The East Bank is probably where your hotel is going to be located. It’s on the east side of the Nile (of course) and it’s where the airport and the city of Luxor are situated. This side is also where a lot of the boats are docked for those taking a Nile cruise.
The East Banki is where you’ll visit Luxor and Karnak Temple. Both sites can be done collectively in half a day but you could easily spend a few hours at Karnak just wandering around because the site is so large. Luxor Temple is just down the road from Karnak and is much smaller so it won’t take as long to visit.
I took a tour with Far and Beyond Travel (this is not an ad, I pay for all my tours and trips) and I was extremely satisfied. I took in the afternoon and had them drop me off at the airport for my flight back to Cairo.
The site itself is massive and covers over 60 acres. However, most people won’t walk around the entire perimeter of the site. A lot of the site is roped off as an active archaeological site so the bulk of the visit is going to center around the main halls and columns.

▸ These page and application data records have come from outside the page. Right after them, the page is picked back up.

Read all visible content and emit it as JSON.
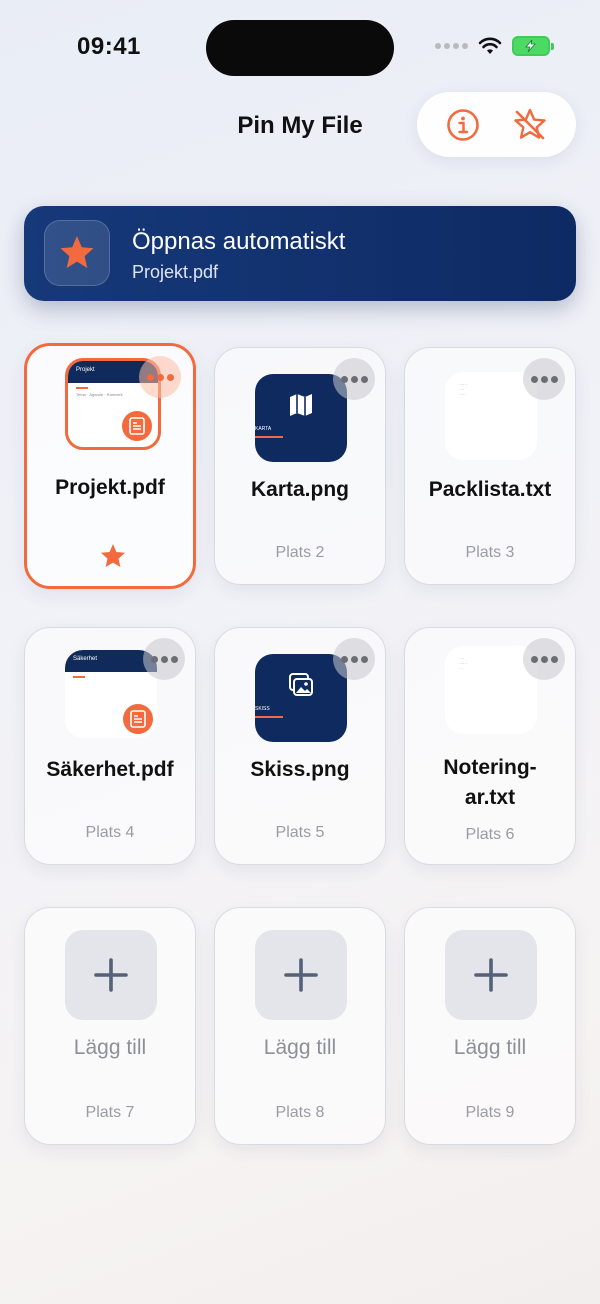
{
  "status": {
    "time": "09:41"
  },
  "header": {
    "title": "Pin My File"
  },
  "banner": {
    "title": "Öppnas automatiskt",
    "subtitle": "Projekt.pdf"
  },
  "slots": [
    {
      "name": "Projekt.pdf",
      "slot_label": "",
      "thumb_title": "Projekt",
      "thumb_text": "Tema · Ägande · Ramverk",
      "type": "pdf",
      "favorite": true
    },
    {
      "name": "Karta.png",
      "slot_label": "Plats 2",
      "thumb_caption": "KARTA",
      "type": "image"
    },
    {
      "name": "Packlista.txt",
      "slot_label": "Plats 3",
      "type": "text"
    },
    {
      "name": "Säkerhet.pdf",
      "slot_label": "Plats 4",
      "thumb_title": "Säkerhet",
      "type": "pdf"
    },
    {
      "name": "Skiss.png",
      "slot_label": "Plats 5",
      "thumb_caption": "SKISS",
      "type": "image"
    },
    {
      "name": "Notering-",
      "name2": "ar.txt",
      "slot_label": "Plats 6",
      "type": "text"
    },
    {
      "add_label": "Lägg till",
      "slot_label": "Plats 7",
      "type": "empty"
    },
    {
      "add_label": "Lägg till",
      "slot_label": "Plats 8",
      "type": "empty"
    },
    {
      "add_label": "Lägg till",
      "slot_label": "Plats 9",
      "type": "empty"
    }
  ],
  "colors": {
    "accent": "#f26a3d",
    "navy": "#0f2a5e"
  },
  "icons": {
    "info": "info-icon",
    "unpin": "star-slash-icon",
    "more": "more-icon",
    "add": "plus-icon",
    "favorite": "star-icon"
  }
}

You will encounter the occasional overzealous “guide” here who is looking for a tip. To be honest, they’ll even offer to take you up some of the ruins for a panoramic view (this was offered by one of the tourist police to me). The thing is this site is relatively flat so there isn’t much to see in terms of a view and NONE of the ruins you could climb would get you high enough to see anything noteworthy. Finally, it’s also an active site so if you’re approached, just decline and walk away…that’s my advice.
A much smaller site but very interesting indeed. My guide explained that in Egypt, anything over 100 years old is considered historical (I hope I got the rule right). So, you’ll see an old mosque with the main door seeming out of place as you walk in because it’s about 30 feet in the air. But, since the mosque is over 100 years old, it can’t be touched.
Walking through the temple further, you’ll see signs of Christinity as paintings on a wall that covers an older wall with hieroglyphics. However, walk into the inner sanctum and look at the writings on the wall. If you’re with a guide, have him show you the cartouche of Alexander the Great. Yes, a cartouche of Alexander the Great. The history behind it is fascinating.
I took this tour as a final activity before my flight from Luxor to Cairo. It took about 4.5 hours total which seemed like the perfect amount of time. I think if I had just done a regular tour at a normal hour, I would have had more time for pictures and whatnot but it fit my time frame perfectly. Both temples are worth a visit and if you go in the morning, you should have a relatively peaceful time there.